(Items from a dataset)
▬▬▬▬▬▬▬▬▬▬

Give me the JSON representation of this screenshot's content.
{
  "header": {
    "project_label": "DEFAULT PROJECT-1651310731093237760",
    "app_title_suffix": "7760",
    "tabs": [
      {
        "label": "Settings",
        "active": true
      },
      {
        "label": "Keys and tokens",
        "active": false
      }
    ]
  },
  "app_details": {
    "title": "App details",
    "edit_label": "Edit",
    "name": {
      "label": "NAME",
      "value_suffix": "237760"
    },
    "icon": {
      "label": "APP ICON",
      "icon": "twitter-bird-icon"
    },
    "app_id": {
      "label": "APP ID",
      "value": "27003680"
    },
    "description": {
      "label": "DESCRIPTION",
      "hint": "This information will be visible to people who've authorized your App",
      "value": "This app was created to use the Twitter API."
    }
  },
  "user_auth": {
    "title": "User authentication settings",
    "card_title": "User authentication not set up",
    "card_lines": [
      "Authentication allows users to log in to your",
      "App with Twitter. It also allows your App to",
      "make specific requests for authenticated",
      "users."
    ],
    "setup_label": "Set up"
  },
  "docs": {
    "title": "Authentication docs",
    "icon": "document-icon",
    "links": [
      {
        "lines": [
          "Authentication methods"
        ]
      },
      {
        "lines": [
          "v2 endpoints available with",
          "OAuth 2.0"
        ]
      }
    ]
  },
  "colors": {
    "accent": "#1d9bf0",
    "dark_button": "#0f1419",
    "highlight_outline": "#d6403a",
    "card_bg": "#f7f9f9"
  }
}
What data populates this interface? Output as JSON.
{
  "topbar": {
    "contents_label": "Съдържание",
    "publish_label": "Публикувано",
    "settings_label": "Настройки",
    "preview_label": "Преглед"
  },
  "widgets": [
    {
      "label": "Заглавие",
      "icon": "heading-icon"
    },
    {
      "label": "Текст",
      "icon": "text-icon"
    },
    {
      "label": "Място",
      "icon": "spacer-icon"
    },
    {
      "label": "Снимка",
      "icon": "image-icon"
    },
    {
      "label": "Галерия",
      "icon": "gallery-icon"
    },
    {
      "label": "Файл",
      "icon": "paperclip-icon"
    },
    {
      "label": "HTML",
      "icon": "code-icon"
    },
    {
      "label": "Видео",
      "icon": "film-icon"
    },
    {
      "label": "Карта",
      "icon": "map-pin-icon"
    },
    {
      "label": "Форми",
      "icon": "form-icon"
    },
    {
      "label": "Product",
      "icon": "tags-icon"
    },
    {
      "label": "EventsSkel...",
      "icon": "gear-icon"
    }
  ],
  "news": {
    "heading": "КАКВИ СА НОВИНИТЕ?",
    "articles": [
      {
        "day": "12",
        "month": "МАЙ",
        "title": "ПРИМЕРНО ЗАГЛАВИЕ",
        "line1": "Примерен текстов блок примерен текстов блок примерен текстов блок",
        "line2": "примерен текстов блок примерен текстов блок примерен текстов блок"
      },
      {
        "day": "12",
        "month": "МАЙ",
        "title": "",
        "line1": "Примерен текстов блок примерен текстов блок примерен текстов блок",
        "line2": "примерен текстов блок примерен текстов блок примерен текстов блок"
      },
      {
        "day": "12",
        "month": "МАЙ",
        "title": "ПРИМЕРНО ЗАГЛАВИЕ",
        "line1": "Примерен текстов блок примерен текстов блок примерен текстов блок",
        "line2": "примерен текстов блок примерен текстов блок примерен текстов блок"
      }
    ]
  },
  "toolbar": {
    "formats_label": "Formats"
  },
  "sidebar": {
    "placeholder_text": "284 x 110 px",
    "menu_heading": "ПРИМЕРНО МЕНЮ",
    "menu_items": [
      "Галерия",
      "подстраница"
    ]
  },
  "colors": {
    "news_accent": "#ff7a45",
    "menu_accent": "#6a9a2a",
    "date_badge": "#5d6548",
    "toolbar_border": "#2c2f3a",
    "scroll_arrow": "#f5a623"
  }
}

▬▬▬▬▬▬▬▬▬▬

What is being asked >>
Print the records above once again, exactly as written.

Task output >>
Give me the JSON representation of this screenshot's content.
{
  "header": {
    "project_label": "DEFAULT PROJECT-1651310731093237760",
    "app_title_suffix": "7760",
    "tabs": [
      {
        "label": "Settings",
        "active": true
      },
      {
        "label": "Keys and tokens",
        "active": false
      }
    ]
  },
  "app_details": {
    "title": "App details",
    "edit_label": "Edit",
    "name": {
      "label": "NAME",
      "value_suffix": "237760"
    },
    "icon": {
      "label": "APP ICON",
      "icon": "twitter-bird-icon"
    },
    "app_id": {
      "label": "APP ID",
      "value": "27003680"
    },
    "description": {
      "label": "DESCRIPTION",
      "hint": "This information will be visible to people who've authorized your App",
      "value": "This app was created to use the Twitter API."
    }
  },
  "user_auth": {
    "title": "User authentication settings",
    "card_title": "User authentication not set up",
    "card_lines": [
      "Authentication allows users to log in to your",
      "App with Twitter. It also allows your App to",
      "make specific requests for authenticated",
      "users."
    ],
    "setup_label": "Set up"
  },
  "docs": {
    "title": "Authentication docs",
    "icon": "document-icon",
    "links": [
      {
        "lines": [
          "Authentication methods"
        ]
      },
      {
        "lines": [
          "v2 endpoints available with",
          "OAuth 2.0"
        ]
      }
    ]
  },
  "colors": {
    "accent": "#1d9bf0",
    "dark_button": "#0f1419",
    "highlight_outline": "#d6403a",
    "card_bg": "#f7f9f9"
  }
}
What data populates this interface? Output as JSON.
{
  "topbar": {
    "contents_label": "Съдържание",
    "publish_label": "Публикувано",
    "settings_label": "Настройки",
    "preview_label": "Преглед"
  },
  "widgets": [
    {
      "label": "Заглавие",
      "icon": "heading-icon"
    },
    {
      "label": "Текст",
      "icon": "text-icon"
    },
    {
      "label": "Място",
      "icon": "spacer-icon"
    },
    {
      "label": "Снимка",
      "icon": "image-icon"
    },
    {
      "label": "Галерия",
      "icon": "gallery-icon"
    },
    {
      "label": "Файл",
      "icon": "paperclip-icon"
    },
    {
      "label": "HTML",
      "icon": "code-icon"
    },
    {
      "label": "Видео",
      "icon": "film-icon"
    },
    {
      "label": "Карта",
      "icon": "map-pin-icon"
    },
    {
      "label": "Форми",
      "icon": "form-icon"
    },
    {
      "label": "Product",
      "icon": "tags-icon"
    },
    {
      "label": "EventsSkel...",
      "icon": "gear-icon"
    }
  ],
  "news": {
    "heading": "КАКВИ СА НОВИНИТЕ?",
    "articles": [
      {
        "day": "12",
        "month": "МАЙ",
        "title": "ПРИМЕРНО ЗАГЛАВИЕ",
        "line1": "Примерен текстов блок примерен текстов блок примерен текстов блок",
        "line2": "примерен текстов блок примерен текстов блок примерен текстов блок"
      },
      {
        "day": "12",
        "month": "МАЙ",
        "title": "",
        "line1": "Примерен текстов блок примерен текстов блок примерен текстов блок",
        "line2": "примерен текстов блок примерен текстов блок примерен текстов блок"
      },
      {
        "day": "12",
        "month": "МАЙ",
        "title": "ПРИМЕРНО ЗАГЛАВИЕ",
        "line1": "Примерен текстов блок примерен текстов блок примерен текстов блок",
        "line2": "примерен текстов блок примерен текстов блок примерен текстов блок"
      }
    ]
  },
  "toolbar": {
    "formats_label": "Formats"
  },
  "sidebar": {
    "placeholder_text": "284 x 110 px",
    "menu_heading": "ПРИМЕРНО МЕНЮ",
    "menu_items": [
      "Галерия",
      "подстраница"
    ]
  },
  "colors": {
    "news_accent": "#ff7a45",
    "menu_accent": "#6a9a2a",
    "date_badge": "#5d6548",
    "toolbar_border": "#2c2f3a",
    "scroll_arrow": "#f5a623"
  }
}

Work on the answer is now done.